A good abstract of Kirchhoff's and Angström's memoirs on the coincidence of the dark solar lines with the bright lines of metallic vapors leads to the hypothetical constitution of the sun; this problem is so difficult, that it is necessary to leave to every one the responsibility of his own ideas on this subject.

The remaining part of the book is entirely devoted to the most delicate applications of spectrum analysis to astronomy. A preliminary description of the sun-spots, faculæ, and other peculiarities of the surface of the sun, of the prominences round the disk, and so on, is given before the spectroscopic process for analyzing these appearances is introduced, and enables the reader to understand very well the difficulties of the problem and the interest of its solution. I must mention especially the interesting account of the three total solar eclipses of 1868, 1869 and 1870. A large series of drawings and photographic facsimiles give the best idea of the phenomena, and show the improvements due to photography and spectroscopy; the relatively great extent devoted to this account is justified by the importance of the subject; the spectrum analysis of the prominences is in fact one of the most considerable results obtained for a long time in the science of cosmogony.

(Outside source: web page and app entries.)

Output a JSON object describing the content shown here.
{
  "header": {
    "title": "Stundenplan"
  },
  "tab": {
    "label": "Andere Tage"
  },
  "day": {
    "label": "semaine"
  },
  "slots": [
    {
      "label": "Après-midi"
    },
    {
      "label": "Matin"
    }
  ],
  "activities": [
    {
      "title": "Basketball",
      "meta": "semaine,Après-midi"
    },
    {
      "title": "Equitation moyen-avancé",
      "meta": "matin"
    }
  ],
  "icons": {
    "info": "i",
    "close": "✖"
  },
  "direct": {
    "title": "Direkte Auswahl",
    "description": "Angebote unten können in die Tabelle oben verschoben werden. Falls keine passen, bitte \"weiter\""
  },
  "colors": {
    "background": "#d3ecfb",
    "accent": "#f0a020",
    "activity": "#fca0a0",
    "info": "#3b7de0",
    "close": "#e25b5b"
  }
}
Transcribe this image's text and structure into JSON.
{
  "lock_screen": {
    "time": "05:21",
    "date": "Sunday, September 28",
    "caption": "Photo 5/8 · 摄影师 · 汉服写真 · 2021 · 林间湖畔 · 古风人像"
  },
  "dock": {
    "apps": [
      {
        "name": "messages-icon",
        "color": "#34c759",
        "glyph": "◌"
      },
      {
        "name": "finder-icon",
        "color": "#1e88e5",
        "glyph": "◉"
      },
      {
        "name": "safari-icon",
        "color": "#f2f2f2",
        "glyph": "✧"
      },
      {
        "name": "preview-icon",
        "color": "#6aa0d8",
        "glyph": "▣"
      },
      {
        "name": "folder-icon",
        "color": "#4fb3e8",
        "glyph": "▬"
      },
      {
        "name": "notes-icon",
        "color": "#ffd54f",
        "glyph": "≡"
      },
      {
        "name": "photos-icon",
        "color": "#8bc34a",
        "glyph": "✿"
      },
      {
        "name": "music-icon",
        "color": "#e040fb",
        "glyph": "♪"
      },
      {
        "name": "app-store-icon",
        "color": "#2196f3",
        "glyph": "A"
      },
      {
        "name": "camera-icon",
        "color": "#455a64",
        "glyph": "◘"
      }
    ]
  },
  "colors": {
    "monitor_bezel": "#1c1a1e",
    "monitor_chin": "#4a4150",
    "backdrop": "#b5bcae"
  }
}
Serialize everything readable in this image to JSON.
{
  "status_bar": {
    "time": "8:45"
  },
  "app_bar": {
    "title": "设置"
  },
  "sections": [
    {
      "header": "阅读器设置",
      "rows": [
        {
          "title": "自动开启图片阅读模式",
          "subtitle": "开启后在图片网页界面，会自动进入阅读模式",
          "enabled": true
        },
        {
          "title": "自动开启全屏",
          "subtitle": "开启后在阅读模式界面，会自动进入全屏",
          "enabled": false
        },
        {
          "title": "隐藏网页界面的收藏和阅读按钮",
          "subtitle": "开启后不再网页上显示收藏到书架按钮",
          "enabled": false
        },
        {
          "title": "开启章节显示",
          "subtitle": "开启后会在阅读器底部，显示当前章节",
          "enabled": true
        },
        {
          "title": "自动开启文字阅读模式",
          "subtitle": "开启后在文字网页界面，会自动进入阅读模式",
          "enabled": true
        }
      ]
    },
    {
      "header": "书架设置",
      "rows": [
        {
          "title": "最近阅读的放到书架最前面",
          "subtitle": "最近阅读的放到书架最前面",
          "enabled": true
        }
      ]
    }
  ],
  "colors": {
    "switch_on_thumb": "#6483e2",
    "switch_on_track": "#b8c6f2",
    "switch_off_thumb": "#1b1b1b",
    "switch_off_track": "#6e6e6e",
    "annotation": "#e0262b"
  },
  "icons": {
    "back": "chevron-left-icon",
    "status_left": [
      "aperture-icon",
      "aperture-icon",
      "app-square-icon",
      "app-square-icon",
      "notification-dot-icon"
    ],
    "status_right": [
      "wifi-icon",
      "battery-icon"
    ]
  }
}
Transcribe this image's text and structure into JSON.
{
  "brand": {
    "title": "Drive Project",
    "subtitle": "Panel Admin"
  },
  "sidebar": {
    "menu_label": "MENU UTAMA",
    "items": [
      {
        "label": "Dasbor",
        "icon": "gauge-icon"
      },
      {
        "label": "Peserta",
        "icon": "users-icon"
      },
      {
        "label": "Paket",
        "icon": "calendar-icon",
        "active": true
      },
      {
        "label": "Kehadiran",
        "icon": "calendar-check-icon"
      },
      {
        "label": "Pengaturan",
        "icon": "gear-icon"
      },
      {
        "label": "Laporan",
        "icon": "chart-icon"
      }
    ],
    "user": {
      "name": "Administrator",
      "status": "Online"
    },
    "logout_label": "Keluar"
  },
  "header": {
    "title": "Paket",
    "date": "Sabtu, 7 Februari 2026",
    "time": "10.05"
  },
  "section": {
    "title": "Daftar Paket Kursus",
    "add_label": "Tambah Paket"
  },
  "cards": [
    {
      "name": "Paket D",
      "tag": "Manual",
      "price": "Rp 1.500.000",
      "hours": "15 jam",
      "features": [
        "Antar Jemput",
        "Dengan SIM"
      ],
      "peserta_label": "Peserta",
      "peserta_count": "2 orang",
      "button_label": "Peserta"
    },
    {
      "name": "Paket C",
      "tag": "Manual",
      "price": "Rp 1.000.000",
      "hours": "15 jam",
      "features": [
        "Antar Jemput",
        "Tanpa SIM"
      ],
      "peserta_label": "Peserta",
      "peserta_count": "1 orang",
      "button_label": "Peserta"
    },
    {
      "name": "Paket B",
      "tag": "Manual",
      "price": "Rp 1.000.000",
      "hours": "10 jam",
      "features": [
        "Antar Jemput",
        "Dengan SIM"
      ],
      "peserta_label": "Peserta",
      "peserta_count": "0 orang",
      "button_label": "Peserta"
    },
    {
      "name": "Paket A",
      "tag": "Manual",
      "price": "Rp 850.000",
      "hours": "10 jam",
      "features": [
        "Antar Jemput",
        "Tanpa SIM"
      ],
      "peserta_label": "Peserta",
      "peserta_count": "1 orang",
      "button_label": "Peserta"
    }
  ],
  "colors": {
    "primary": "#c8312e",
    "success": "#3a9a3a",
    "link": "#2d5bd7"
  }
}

The spectroscope, as it is known, is able to give an exact measurement of the proper velocity of the luminous bodies. A German physicist, Doppler, deserves to be mentioned as the first who called the attention of astronomers to this subject, though a good number of his assertions may be incorrect. After him, Fizeau, a French physicist, to whom we are indebted for the first determinations of the velocity of light on the surface of the earth, showed the errors of Doppler in a little paper not very well known, published in 1849, and calculated the apparent change of refrangibility which would be produced by the proper motion of some heavenly bodies; but no direct experiment was made before the complete application of spectrum analysis to the sidereal phenomena. In this way Schellen's book gives a good abstract of the works of Huggins and Secchi. In these researches the velocity of rotation of the sun was to be tested as a verification of the general law of the phenomenon. I ought to say that the rather discordant results want a theoretical analysis, because the problem seems to me, in the case of the sun, more complicated than it appears at first sight. However, the influence of the velocity of the gas streams, especially of hydrogen, which constitute the greater part of the prominences, is unquestionably verified by Lockyer's observations. In the same way Huggins has proved and determined the proper motion of Sirius by the apparent change of refrangibility of the F line.

The remaining part of the book is devoted to stellar and meteoric spectrum analysis. It is impossible to give a superficial notice of the beautiful researches of Huggins and